As an illustrative example of what gNOI is used for, the following is the protobuf specification for the System service:

service System {
    rpc Ping(PingRequest)
	returns (stream PingResponse) {}
    rpc Traceroute(TracerouteRequest)
        returns (stream TracerouteResponse) {}
    rpc Time(TimeRequest)
	returns (TimeResponse) {}
    rpc SetPackage(stream SetPackageRequest)
        returns (SetPackageResponse) {}
    rpc Reboot(RebootRequest)
	returns (RebootResponse) {}
    // ...

where, for example, the following protobuf message defines the RebootRequest parameter:

message RebootRequest {
    RebootMethod method = 1;
    // Delay in nanoseconds before issuing reboot.
    uint64 delay = 2; 
    // Informational reason for the reboot.
    string message = 3;
    // Optional sub-components to reboot.
    repeated types.Path subcomponents = 4;
    // Force reboot if sanity checks fail.
    bool force = 5; 

As a reminder, if you are unfamiliar with protobufs, a brief overview is available online.

Further Reading

Protocol Buffers. Computer Networks: A Systems Approach, 2020.

5.4 SONiC

In the same way SAI is an industry-wide switch abstraction (see Section 4.5), SONiC is a vendor-agnostic Switch OS that is gaining a lot of momentum in the industry. SONiC, which leverages SAI as a vendor-agnostic SDK and was originally open sourced by Microsoft, continues to serve as the Switch OS for the Azure Cloud. And like Stratum, SONiC can also leverage Open Networking Linux (ONL) as its underlying operating system. All of which is to say that Stratum and SONiC both try to fill the same need. Today their respective approaches are largely complementary, with both open source communities working towards a “best of both worlds” solution.

Both SONiC and Stratum support a configuration interface, so unifying those will be a matter of reconciling their respective data models and toolchains. The main distinction is Stratum’s support for programmable forwarding pipelines (including both P4 and P4Runtime), versus the least common denominator approach to forwarding taken by SAI. Developers on the two open source projects are working together to define a roadmap that will make it possible for interested networks to take advantage of programmable pipelines in an incremental and low-risk way.

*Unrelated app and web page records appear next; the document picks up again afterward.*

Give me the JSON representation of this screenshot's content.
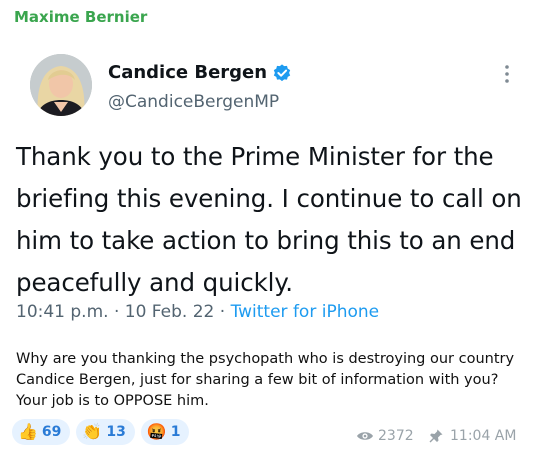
{
  "sender": "Maxime Bernier",
  "tweet": {
    "author_name": "Candice Bergen",
    "author_handle": "@CandiceBergenMP",
    "text": "Thank you to the Prime Minister for the briefing this evening. I continue to call on him to take action to bring this to an end peacefully and quickly.",
    "timestamp": "10:41 p.m. · 10 Feb. 22 · ",
    "source": "Twitter for iPhone"
  },
  "comment": "Why are you thanking the psychopath who is destroying our country Candice Bergen, just for sharing a few bit of information with you? Your job is to OPPOSE him.",
  "reactions": [
    {
      "emoji": "👍",
      "count": "69"
    },
    {
      "emoji": "👏",
      "count": "13"
    },
    {
      "emoji": "🤬",
      "count": "1"
    }
  ],
  "views": "2372",
  "time": "11:04 AM",
  "colors": {
    "sender": "#3aa54e",
    "link": "#1d9bf0",
    "verified": "#1d9bf0",
    "reaction_bg": "#e6f2ff",
    "meta": "#9aa3a9"
  },
  "icons": {
    "verified": "verified-badge-icon",
    "more": "more-vertical-icon",
    "views": "eye-icon",
    "pinned": "pin-icon"
  }
}
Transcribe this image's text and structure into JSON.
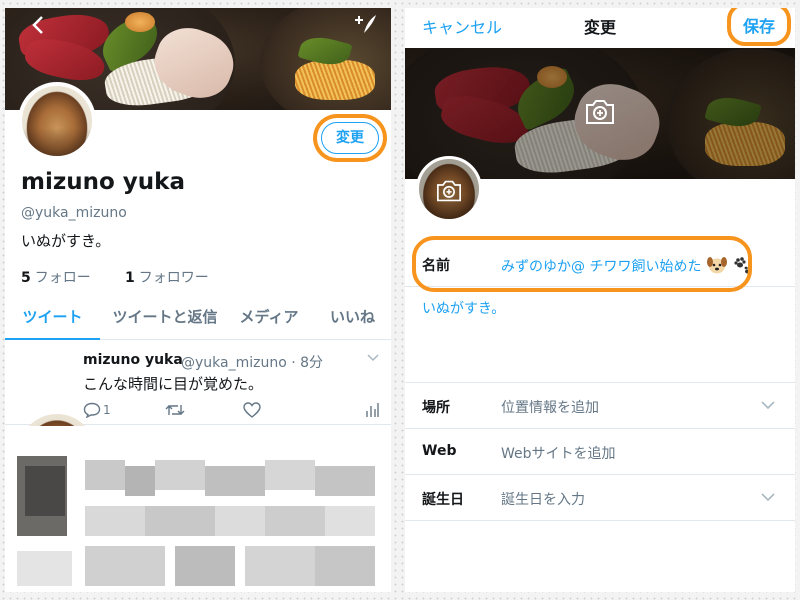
{
  "profile_view": {
    "back_icon": "chevron-left-icon",
    "compose_icon": "compose-tweet-icon",
    "edit_button_label": "変更",
    "display_name": "mizuno yuka",
    "handle": "@yuka_mizuno",
    "bio": "いぬがすき。",
    "following_count": "5",
    "following_label": "フォロー",
    "followers_count": "1",
    "followers_label": "フォロワー",
    "tabs": [
      {
        "label": "ツイート",
        "active": true
      },
      {
        "label": "ツイートと返信",
        "active": false
      },
      {
        "label": "メディア",
        "active": false
      },
      {
        "label": "いいね",
        "active": false
      }
    ],
    "tweet": {
      "name": "mizuno yuka",
      "meta": "@yuka_mizuno · 8分",
      "text": "こんな時間に目が覚めた。",
      "reply_count": "1"
    }
  },
  "edit_view": {
    "cancel_label": "キャンセル",
    "title": "変更",
    "save_label": "保存",
    "name_label": "名前",
    "name_value": "みずのゆか@ チワワ飼い始めた",
    "bio_value": "いぬがすき。",
    "fields": [
      {
        "label": "場所",
        "placeholder": "位置情報を追加",
        "chevron": true
      },
      {
        "label": "Web",
        "placeholder": "Webサイトを追加",
        "chevron": false
      },
      {
        "label": "誕生日",
        "placeholder": "誕生日を入力",
        "chevron": true
      }
    ]
  },
  "colors": {
    "accent": "#1da1f2",
    "highlight": "#f7941d",
    "text_primary": "#14171a",
    "text_secondary": "#657786"
  }
}
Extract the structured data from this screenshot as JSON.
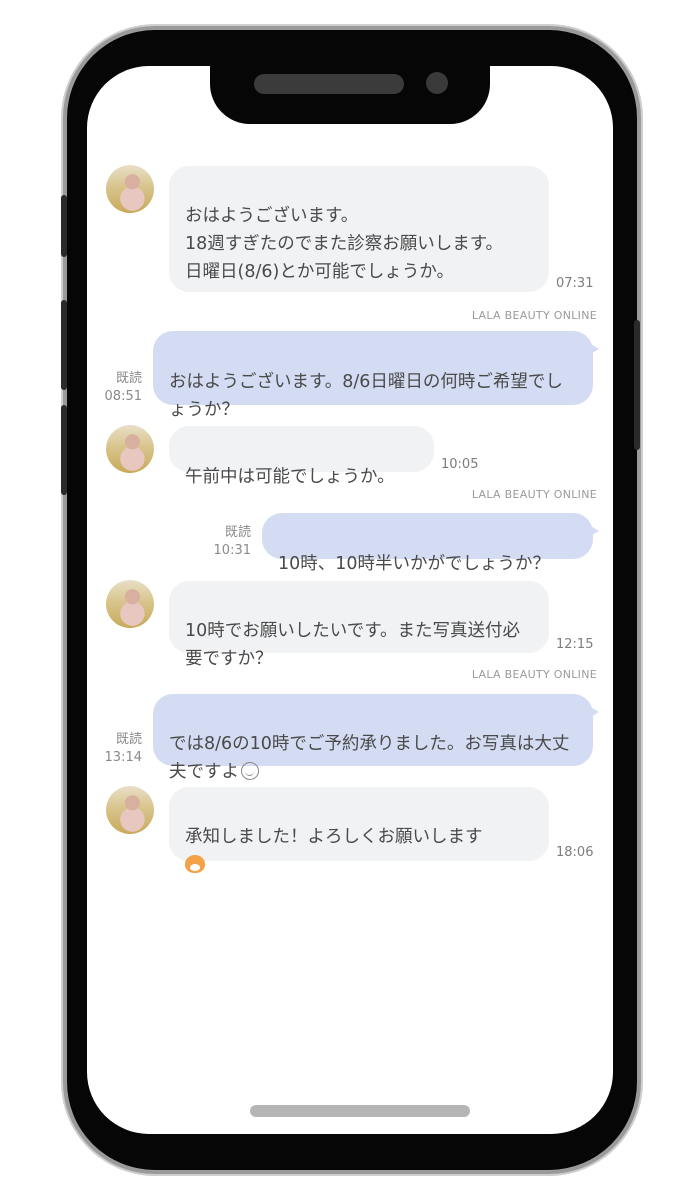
{
  "messages": [
    {
      "dir": "in",
      "text": "おはようございます。\n18週すぎたのでまた診察お願いします。\n日曜日(8/6)とか可能でしょうか。",
      "time": "07:31"
    },
    {
      "dir": "out",
      "sender": "LALA BEAUTY ONLINE",
      "text": "おはようございます。8/6日曜日の何時ご希望でしょうか？",
      "read": "既読",
      "time": "08:51"
    },
    {
      "dir": "in",
      "text": "午前中は可能でしょうか。",
      "time": "10:05"
    },
    {
      "dir": "out",
      "sender": "LALA BEAUTY ONLINE",
      "text": "10時、10時半いかがでしょうか？",
      "read": "既読",
      "time": "10:31"
    },
    {
      "dir": "in",
      "text": "10時でお願いしたいです。また写真送付必要ですか？",
      "time": "12:15"
    },
    {
      "dir": "out",
      "sender": "LALA BEAUTY ONLINE",
      "text": "では8/6の10時でご予約承りました。お写真は大丈夫ですよ",
      "emoji": "smile-emoji",
      "read": "既読",
      "time": "13:14"
    },
    {
      "dir": "in",
      "text": "承知しました！よろしくお願いします",
      "emoji": "cat-emoji",
      "time": "18:06"
    }
  ]
}
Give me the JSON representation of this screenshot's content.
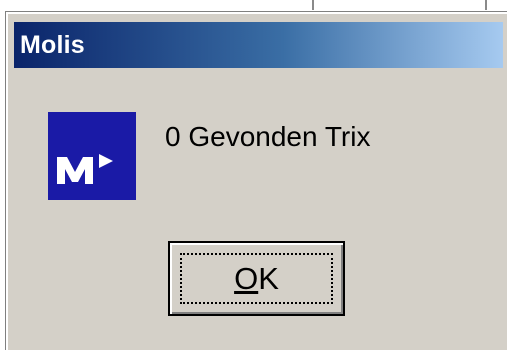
{
  "window": {
    "title": "Molis"
  },
  "dialog": {
    "message": "0 Gevonden Trix",
    "icon": "molis-logo-icon",
    "ok_button": {
      "mnemonic": "O",
      "rest": "K"
    }
  },
  "colors": {
    "titlebar_start": "#0a246a",
    "titlebar_end": "#a6caf0",
    "dialog_face": "#d4d0c8",
    "logo_background": "#1a1aa6"
  }
}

The goal of this effort is both (1) to enable remote SDN Controllers/Apps to interact with SAI using P4Runtime and gNMI, and (2) to enable SAI extensions using P4 so as to improve feature velocity in the data plane. Both goals rely on a new representation of the SAI behavioral model and pipeline based on a P4 program (the so called sai.p4 program shown in Figure 24 of Section 4.6). If you take one thing away from this reconciliation effort, it should be that embracing a programmable pipeline (and corresponding toolchain) is what facilitates doing something like this.